Smear to the Amazing Auditorium for Callbacks Part Duextathalon, where Team Cast-Away are ready for some hit musical number rocksongs! Hit it, Jack!
Marley, Fake Quinn, Puck Lite and Ryder Biber-Strong must prove their “chemistry” to Team Cast-Away via Born to Hand Jive, another classic hit from the comedy-musical Grease!
And while this season’s rehashed love triangle is oft-grating, it works for this number ’cause it allows for the same rowdy partner-jostling utilized in the film/musical in which a tightly choreographed routine is punctuated by teenage jealousy and criss-crossed crushes. Who will become Danny and Sandy? I can’t hardly wait!
Cut to the library, a Space For Books, where Finn’s convening with Unique to talk about breaking into the hatch, taking back the iron throne, who will watch Gracie Bell and how to catch Abu Nazir. I mean! Finn Hudson, a stack of chicken gizzards carved into human form, is bestowing the honor of Rizzo upon Unique. Finn says all Unique must do now is learn the lyrics and get the wig, and Unique is like, um, duh, I know the song and I have the wig.
Apropos of nothing, Unique offers us a sliver of her thoughts:
Unique: “I don’t feel right in the men’s locker room. But I can’t go into the girls’. And I don’t feel right in men’s clothing, but I can’t wear dresses every day. It sucks to never know your place. It’s just nice, for once, to feel like I’ve found one.”
Finn: “Yeah, it is.”
Finn warns her that she’ll have to “take some heat” and Unique says “dreams aren’t free.”
That’s true, especially if you dream of owning a lesbian separatist commune where we grow our own animals, harvest sunshine and make ice cream all the time.
Starsweep over the river and through the woods to the Hallowed Hallowed Heteronormative Hallways of McKinley High, where Finn has paper and a pin to pin it on the board so there HUMPH!
The students take turns approaching the casting list, locating their name, making a facial expression, and then returning to the outer circle of poker faced teenagers waiting for their closeup. The good news is: Brittany’s still in the show!
Sue hates it:
Brittany – Cha-Cha
Tina – Jan
Puck Lite – Putzie
Blaine – Teen Angel
Sam – Kenicke
Unique – Rizzo
Teen Jesus – Doody
Sugar Motta – Frenchy (PERFECT BTW)
Ryder Bieber-Strong – Danny
Marley – Sandy
Fake Quinn – Patty Simcox
Fake Quinn’s all upset like Patty Simcox about being cast as Patty Simcox, it’s so perf!

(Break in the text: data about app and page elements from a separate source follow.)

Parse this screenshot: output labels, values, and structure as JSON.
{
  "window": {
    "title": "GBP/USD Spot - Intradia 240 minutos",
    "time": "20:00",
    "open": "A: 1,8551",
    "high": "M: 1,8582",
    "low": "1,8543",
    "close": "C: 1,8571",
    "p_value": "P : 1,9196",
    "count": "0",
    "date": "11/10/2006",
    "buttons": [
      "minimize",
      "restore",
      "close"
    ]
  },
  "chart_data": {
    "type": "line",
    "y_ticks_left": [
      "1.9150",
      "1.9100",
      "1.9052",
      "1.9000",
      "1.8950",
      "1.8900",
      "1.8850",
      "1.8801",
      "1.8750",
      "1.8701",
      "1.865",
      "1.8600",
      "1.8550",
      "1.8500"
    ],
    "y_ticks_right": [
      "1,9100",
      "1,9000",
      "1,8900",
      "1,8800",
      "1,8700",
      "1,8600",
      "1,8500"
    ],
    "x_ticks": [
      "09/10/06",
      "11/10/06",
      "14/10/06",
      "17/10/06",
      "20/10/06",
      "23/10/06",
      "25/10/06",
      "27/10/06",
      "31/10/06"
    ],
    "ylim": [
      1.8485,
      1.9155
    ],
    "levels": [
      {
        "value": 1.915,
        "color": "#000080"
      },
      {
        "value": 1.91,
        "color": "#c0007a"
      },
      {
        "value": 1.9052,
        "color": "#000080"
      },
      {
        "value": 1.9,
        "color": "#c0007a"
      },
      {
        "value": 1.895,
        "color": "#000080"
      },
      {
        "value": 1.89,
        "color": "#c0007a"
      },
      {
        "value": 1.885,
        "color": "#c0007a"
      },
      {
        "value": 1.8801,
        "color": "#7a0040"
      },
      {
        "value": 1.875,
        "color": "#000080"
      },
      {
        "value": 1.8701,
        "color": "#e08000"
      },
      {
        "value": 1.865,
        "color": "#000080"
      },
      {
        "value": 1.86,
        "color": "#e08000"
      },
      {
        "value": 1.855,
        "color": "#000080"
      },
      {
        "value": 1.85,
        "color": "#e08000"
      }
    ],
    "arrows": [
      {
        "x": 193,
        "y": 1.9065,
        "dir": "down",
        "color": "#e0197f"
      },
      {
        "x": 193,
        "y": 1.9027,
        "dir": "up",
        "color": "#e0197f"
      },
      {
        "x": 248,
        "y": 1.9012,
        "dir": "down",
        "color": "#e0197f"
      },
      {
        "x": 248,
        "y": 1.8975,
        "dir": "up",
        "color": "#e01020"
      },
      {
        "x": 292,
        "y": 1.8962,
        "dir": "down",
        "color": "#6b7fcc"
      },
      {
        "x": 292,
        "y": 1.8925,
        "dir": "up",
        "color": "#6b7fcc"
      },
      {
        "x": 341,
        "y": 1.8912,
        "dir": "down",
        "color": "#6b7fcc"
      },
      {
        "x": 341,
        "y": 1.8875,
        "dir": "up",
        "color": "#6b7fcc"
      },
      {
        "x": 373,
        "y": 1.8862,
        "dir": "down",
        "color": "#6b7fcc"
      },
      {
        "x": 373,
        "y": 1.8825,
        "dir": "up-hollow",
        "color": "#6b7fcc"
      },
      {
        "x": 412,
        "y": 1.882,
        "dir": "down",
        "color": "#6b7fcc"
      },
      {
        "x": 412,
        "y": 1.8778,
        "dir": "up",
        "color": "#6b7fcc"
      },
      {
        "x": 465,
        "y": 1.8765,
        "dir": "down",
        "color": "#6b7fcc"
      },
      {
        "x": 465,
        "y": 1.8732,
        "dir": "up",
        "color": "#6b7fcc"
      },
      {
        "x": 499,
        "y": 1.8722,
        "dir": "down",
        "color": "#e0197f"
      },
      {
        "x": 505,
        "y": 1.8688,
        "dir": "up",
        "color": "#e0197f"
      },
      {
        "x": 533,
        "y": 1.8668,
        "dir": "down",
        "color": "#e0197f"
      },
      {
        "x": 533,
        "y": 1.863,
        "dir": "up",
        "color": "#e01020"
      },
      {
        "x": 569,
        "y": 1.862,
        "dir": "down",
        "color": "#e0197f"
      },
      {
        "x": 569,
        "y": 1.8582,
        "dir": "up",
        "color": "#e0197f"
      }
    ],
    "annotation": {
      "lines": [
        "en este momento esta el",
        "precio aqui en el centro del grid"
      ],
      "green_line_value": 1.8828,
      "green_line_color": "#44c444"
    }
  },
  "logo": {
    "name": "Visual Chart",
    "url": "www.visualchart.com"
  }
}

How does this episode wrap up, fellas and lassies? Well, we may have won on November 6th when Obama got re-elected, but on November 8th, a new man took office and he was not the man I voted for.
Let me explain: see, Will is going to Washington to “fight for the arts” which I think is like, doing cabaret in a pit of Jell-O or being a congressional page or having meetings — JK I know what he’s doing, I just don’t care.
Anyhow, so Mr. Willshington’s going to Washington for a few months. Who will take over Glee Club in his absence?
Yup, they’re putting Finn in charge of Glee Club.
Will: “I can promise you that there’s no greater joy in the world than helping a young boy like you grow into a man.”
Uh, yeah there is. It’s called Lesbian Sex.